I have faith in G-d and know that all events are unfolding according to His will, but I am only human, and I fear even as I trust. I feel for the lives that have been lost so far, on both sides equally, though especially for my kinsmen and kinswomen in Israel. I hope that all leaders involved will have the presence of mind to act with restraint and intelligently to avoid a major conflict, that G-d will give them the wisdom to seek the welfare of the world and not selfish agendas.

I hope this is not the beginning of something we will all regret in the future. Though it already is.

Tuesday, July 11, 2006

Back In The Saddle

Well, I'm finally back home and almost caught up with the dreariness of day-to-day life. Work is just as tedious as I remember it when I left, which I guess is not bad, as I thought it would feel even worse. Nevertheless, I wish I could be jumping into another plane right now and taking off on a new adventure, rather than making about a thousand copies.

I always get this post-trip funk, and I now recognize it for what it is, so I don't pay much attention to it. I do want to make a number of changes in my life, though, so I'm hoping to channel some of this funk into the impetus needed for evolution.

I desperately need a new job, first and foremost; I just cannot work for my father-in-law anymore. It hasn't been good for my finances and it definitely hasn't been good for my emotional well-being.

I want to lose some weight and get in a little better shape. I felt good walking everywhere in Europe, and while distances here in Miami make that (or biking everywhere) a highly inadecuate option, I still want to maintain some of that momentum and see if I can get below 300 (yes, I am that heavy, to my own shame). I'd like to get a new bike and ride it whenever possible. We rode bikes in Brugge (Belgium) and it was a lot of fun, and Miami is almost as flat as the Netherlands and West Flanders (except for the really tall bridges).
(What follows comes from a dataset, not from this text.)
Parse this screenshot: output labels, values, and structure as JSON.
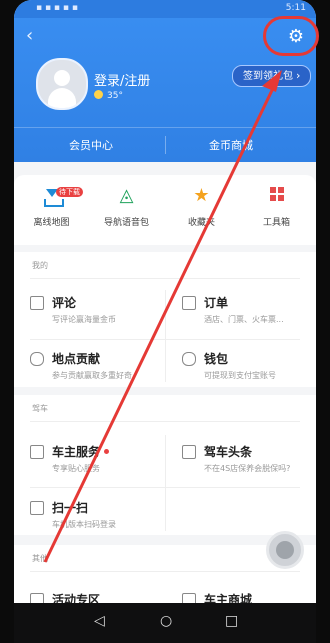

I want to get back into the swing of things with Highmoon Media. I haven't neglected it, but I haven't kept up with it as I should. I understand and accept that with the amount of projects I have going I can't have the output that other publishers have, but I need to have an output, period. Targum Magazine is paramount, with other projects following it. Above all, however, is finishing the layout for Lonnie Ezell's novel, which has already gone on pre-sale.

Lastly, I want to get writing again. As I always do (or at least try to), I kept a journal during the trip, and this is the first travel journal that I actually finish, at least with the factual events of the trip. I still want to go back and write some more about a few particular subjects, but at least the trip itself has been recorded. I've decided to continue the journaling momentum and start keeping a journal once more. We'll see how that goes. More than that, I want to get writing again; story ideas have been flying around my head, in the distance yet distinctly perceivable, and I want to try to least them onto the paper (or computer screen, as the case may be).
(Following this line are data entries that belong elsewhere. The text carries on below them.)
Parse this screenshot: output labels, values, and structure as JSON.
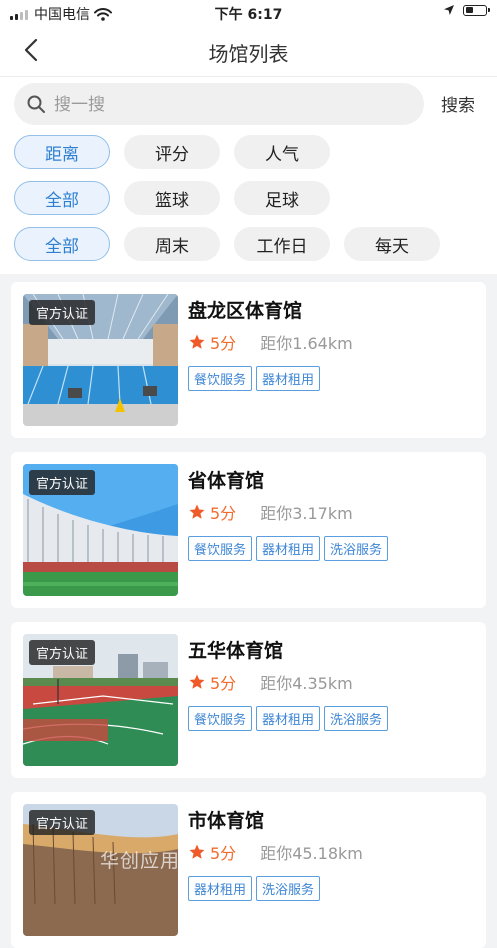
{
  "status_bar": {
    "carrier": "中国电信",
    "time": "下午 6:17",
    "signal_bars": 2,
    "battery_level": 0.4
  },
  "header": {
    "title": "场馆列表"
  },
  "search": {
    "placeholder": "搜一搜",
    "value": "",
    "button_label": "搜索"
  },
  "filter_rows": [
    [
      {
        "label": "距离",
        "active": true
      },
      {
        "label": "评分",
        "active": false
      },
      {
        "label": "人气",
        "active": false
      }
    ],
    [
      {
        "label": "全部",
        "active": true
      },
      {
        "label": "篮球",
        "active": false
      },
      {
        "label": "足球",
        "active": false
      }
    ],
    [
      {
        "label": "全部",
        "active": true
      },
      {
        "label": "周末",
        "active": false
      },
      {
        "label": "工作日",
        "active": false
      },
      {
        "label": "每天",
        "active": false
      }
    ]
  ],
  "venues": [
    {
      "badge": "官方认证",
      "name": "盘龙区体育馆",
      "score": "5分",
      "distance": "距你1.64km",
      "tags": [
        "餐饮服务",
        "器材租用"
      ],
      "image": "indoor-swimming-pool"
    },
    {
      "badge": "官方认证",
      "name": "省体育馆",
      "score": "5分",
      "distance": "距你3.17km",
      "tags": [
        "餐饮服务",
        "器材租用",
        "洗浴服务"
      ],
      "image": "stadium"
    },
    {
      "badge": "官方认证",
      "name": "五华体育馆",
      "score": "5分",
      "distance": "距你4.35km",
      "tags": [
        "餐饮服务",
        "器材租用",
        "洗浴服务"
      ],
      "image": "outdoor-courts"
    },
    {
      "badge": "官方认证",
      "name": "市体育馆",
      "score": "5分",
      "distance": "距你45.18km",
      "tags": [
        "器材租用",
        "洗浴服务"
      ],
      "image": "stadium-roof"
    }
  ],
  "watermark": "华创应用",
  "colors": {
    "accent": "#2f7fd1",
    "score": "#f36b2c",
    "star": "#f05a28",
    "tag_border": "#5a9ee0"
  }
}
Will all these resolutions yield results? I've no idea, but I'd like to try my best to have them all blossom.

Now I've got to go, cause my family is visiting down from Orlando, so I get to see my Mom, sister and two nephews!

Friday, July 07, 2006

Back Home

Just got home after a 9 hour flight from Amsterdam via Paris, and I am incredibly tired, sad that my vacation is over, and happy to be home.

I tried posting a couple of times from the road but the email posts didn't go through. Later on I'll post a few pics, as we need to sort through the roughly 800 pics we took combined.